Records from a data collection

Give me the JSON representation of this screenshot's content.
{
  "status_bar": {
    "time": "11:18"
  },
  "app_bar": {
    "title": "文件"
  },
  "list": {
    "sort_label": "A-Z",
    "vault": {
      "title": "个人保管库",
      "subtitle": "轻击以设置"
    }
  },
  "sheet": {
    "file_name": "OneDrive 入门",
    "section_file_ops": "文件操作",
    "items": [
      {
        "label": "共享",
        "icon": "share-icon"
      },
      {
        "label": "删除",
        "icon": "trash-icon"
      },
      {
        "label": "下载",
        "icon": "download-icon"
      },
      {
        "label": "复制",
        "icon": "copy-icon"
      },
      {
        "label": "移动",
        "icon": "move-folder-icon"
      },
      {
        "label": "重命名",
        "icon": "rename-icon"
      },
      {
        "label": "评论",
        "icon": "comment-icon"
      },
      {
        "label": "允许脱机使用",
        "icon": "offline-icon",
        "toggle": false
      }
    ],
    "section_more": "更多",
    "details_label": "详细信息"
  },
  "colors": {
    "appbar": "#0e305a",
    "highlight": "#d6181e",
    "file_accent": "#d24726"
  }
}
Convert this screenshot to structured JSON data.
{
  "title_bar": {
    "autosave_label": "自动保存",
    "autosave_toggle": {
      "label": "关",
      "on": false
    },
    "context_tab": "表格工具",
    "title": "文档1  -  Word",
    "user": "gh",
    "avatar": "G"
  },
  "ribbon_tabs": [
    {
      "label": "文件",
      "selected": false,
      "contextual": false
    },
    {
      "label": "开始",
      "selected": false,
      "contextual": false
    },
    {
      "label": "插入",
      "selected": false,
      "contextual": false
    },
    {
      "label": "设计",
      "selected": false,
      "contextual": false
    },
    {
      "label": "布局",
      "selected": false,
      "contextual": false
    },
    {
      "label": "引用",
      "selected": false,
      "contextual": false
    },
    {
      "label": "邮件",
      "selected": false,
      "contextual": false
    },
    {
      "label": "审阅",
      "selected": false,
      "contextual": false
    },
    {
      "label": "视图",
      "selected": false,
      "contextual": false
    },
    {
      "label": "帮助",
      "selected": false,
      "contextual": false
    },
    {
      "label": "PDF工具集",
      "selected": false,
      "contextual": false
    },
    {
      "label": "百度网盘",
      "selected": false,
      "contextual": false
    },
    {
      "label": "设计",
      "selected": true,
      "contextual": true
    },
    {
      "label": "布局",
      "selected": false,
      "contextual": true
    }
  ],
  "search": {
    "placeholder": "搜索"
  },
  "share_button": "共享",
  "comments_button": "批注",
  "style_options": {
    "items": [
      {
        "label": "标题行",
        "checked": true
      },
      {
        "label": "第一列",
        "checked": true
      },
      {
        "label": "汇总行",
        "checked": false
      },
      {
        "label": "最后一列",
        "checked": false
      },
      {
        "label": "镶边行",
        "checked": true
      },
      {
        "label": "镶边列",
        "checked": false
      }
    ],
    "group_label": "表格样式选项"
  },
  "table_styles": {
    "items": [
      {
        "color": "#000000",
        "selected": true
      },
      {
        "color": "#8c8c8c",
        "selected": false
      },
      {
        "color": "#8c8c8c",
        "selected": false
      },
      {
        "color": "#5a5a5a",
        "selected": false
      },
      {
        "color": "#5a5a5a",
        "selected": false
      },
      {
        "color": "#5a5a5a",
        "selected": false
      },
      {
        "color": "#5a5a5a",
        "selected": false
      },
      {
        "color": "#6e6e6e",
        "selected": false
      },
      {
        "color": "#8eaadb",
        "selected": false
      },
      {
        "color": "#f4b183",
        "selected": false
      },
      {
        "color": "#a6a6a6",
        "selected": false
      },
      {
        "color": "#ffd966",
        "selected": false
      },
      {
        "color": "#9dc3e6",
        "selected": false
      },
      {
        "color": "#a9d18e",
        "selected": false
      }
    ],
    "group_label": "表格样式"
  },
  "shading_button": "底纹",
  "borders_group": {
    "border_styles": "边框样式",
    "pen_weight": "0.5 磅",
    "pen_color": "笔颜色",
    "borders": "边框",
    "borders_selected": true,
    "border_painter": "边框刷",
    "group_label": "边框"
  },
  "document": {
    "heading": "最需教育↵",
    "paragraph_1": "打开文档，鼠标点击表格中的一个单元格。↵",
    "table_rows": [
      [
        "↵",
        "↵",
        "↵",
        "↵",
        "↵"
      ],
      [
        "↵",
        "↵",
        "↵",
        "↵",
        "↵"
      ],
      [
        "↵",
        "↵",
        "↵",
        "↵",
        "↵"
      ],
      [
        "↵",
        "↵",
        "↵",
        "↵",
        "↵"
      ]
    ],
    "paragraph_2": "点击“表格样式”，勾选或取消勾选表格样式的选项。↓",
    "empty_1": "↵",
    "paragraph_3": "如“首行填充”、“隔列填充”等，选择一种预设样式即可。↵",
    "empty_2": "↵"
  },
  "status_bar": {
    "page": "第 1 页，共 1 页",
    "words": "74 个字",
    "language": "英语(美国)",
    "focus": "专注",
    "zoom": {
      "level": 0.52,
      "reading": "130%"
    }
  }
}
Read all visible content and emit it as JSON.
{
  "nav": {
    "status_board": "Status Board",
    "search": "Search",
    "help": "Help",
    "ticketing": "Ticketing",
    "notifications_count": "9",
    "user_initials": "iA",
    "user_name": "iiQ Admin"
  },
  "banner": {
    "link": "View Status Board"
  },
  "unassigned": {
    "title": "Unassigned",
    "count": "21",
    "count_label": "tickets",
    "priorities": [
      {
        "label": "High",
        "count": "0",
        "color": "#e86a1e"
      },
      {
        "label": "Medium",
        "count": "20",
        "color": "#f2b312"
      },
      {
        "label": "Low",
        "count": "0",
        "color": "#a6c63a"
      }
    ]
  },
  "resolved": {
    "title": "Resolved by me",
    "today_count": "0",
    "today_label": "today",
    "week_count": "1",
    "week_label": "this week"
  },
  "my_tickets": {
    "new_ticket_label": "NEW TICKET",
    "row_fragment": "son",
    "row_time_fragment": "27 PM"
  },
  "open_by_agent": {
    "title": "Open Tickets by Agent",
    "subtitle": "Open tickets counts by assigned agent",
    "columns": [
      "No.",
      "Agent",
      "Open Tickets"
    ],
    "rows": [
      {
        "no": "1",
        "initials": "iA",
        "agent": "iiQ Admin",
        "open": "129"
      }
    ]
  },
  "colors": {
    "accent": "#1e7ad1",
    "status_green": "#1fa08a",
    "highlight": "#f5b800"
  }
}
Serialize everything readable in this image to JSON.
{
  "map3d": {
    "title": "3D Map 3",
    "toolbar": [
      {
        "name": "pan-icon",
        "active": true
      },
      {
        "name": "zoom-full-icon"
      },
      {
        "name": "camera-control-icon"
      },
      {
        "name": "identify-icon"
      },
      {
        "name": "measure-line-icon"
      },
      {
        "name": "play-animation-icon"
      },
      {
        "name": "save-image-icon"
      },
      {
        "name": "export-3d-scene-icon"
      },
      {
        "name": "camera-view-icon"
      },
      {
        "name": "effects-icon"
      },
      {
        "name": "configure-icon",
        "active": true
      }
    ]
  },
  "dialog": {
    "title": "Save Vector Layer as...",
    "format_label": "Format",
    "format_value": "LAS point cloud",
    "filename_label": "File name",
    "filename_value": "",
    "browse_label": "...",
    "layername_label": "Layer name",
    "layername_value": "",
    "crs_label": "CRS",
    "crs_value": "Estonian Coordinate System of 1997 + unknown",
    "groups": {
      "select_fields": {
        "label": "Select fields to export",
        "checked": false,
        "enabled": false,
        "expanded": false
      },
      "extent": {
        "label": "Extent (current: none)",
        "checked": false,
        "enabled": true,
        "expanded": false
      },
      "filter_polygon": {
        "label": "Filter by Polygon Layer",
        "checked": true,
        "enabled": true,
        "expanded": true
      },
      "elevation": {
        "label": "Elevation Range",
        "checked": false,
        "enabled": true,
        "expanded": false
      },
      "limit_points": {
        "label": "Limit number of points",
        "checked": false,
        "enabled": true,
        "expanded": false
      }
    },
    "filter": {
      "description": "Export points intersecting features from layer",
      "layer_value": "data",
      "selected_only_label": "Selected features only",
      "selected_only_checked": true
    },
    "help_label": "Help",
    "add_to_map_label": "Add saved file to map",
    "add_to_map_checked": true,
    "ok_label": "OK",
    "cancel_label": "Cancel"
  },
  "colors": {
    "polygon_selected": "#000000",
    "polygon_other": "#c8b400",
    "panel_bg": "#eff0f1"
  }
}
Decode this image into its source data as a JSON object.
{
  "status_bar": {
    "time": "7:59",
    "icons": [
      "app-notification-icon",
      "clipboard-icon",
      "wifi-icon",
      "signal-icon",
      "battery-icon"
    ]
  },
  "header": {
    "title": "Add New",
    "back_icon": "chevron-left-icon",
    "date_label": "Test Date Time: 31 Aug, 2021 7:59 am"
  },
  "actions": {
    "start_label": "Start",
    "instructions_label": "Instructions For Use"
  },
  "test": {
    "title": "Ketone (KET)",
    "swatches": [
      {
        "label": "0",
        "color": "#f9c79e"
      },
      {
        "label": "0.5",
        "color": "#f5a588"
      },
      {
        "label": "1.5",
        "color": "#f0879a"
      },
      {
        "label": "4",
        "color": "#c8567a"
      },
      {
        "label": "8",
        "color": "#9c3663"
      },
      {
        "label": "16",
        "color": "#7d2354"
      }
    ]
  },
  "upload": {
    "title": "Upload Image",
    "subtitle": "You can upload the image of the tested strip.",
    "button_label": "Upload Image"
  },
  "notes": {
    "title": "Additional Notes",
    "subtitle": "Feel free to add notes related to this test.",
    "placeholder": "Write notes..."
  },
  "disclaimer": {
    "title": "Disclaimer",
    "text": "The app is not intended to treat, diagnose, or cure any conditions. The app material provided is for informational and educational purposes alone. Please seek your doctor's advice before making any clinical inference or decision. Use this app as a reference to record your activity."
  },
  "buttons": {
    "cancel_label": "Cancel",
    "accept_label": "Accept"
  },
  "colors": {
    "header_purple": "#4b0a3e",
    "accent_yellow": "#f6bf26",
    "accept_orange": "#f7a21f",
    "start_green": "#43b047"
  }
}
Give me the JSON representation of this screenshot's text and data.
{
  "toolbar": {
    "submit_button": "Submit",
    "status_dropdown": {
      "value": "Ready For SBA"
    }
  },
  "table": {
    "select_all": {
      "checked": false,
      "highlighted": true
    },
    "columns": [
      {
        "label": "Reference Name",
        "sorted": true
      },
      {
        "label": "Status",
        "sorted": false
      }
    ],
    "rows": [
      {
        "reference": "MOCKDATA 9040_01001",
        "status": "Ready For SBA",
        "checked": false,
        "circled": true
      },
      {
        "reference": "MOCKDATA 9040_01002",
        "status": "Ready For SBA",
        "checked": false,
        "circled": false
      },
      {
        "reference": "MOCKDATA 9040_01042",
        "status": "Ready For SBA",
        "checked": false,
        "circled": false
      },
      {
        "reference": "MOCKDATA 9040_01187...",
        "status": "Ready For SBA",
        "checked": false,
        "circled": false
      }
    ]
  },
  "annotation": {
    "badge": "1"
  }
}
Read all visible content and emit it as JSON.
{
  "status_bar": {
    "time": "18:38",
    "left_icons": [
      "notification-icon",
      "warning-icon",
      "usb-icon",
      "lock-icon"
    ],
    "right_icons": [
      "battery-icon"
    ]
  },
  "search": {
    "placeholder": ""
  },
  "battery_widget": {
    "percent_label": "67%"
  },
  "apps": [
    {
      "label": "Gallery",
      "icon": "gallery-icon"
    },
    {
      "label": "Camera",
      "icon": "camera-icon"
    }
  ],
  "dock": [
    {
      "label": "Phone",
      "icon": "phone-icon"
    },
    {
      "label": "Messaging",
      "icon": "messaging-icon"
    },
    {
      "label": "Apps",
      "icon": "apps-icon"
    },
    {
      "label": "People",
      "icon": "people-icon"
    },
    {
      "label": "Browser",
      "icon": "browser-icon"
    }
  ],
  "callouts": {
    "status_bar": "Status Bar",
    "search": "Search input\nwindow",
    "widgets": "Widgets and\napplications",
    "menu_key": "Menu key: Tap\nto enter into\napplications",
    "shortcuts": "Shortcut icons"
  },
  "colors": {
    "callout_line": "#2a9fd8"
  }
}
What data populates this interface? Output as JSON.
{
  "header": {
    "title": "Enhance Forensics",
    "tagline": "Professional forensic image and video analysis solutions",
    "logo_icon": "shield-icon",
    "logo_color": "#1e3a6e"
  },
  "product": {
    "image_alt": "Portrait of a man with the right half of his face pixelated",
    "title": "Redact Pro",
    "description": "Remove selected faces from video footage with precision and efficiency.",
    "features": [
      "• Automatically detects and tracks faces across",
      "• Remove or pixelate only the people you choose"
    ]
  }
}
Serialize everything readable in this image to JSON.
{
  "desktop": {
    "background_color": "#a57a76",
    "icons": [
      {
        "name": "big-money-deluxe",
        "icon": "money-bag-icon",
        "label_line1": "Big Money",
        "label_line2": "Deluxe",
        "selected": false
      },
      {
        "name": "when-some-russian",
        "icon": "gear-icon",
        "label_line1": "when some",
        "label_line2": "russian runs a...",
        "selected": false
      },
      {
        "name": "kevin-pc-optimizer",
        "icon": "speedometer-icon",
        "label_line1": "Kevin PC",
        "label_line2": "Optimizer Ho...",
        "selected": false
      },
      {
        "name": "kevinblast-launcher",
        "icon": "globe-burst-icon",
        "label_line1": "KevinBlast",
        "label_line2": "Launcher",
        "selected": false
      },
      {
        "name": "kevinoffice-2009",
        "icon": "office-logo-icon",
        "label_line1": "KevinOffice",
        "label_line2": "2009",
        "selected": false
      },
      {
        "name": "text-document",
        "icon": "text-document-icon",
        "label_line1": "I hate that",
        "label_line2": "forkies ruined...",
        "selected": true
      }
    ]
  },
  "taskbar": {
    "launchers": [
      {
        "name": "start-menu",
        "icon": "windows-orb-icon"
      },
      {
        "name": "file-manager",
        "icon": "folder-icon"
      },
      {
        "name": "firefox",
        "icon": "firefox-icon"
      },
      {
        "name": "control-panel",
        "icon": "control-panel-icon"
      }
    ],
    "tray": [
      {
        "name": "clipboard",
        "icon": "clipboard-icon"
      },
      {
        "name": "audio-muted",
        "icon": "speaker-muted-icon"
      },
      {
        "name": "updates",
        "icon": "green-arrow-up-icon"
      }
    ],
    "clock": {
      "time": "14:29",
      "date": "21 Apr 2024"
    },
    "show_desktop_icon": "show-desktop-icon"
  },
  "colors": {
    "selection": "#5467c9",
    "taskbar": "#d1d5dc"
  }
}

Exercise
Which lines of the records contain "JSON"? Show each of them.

Finished exercise
Give me the JSON representation of this screenshot's content.
Convert this screenshot to structured JSON data.
Read all visible content and emit it as JSON.
Serialize everything readable in this image to JSON.
Decode this image into its source data as a JSON object.
Give me the JSON representation of this screenshot's text and data.
Read all visible content and emit it as JSON.
What data populates this interface? Output as JSON.
Serialize everything readable in this image to JSON.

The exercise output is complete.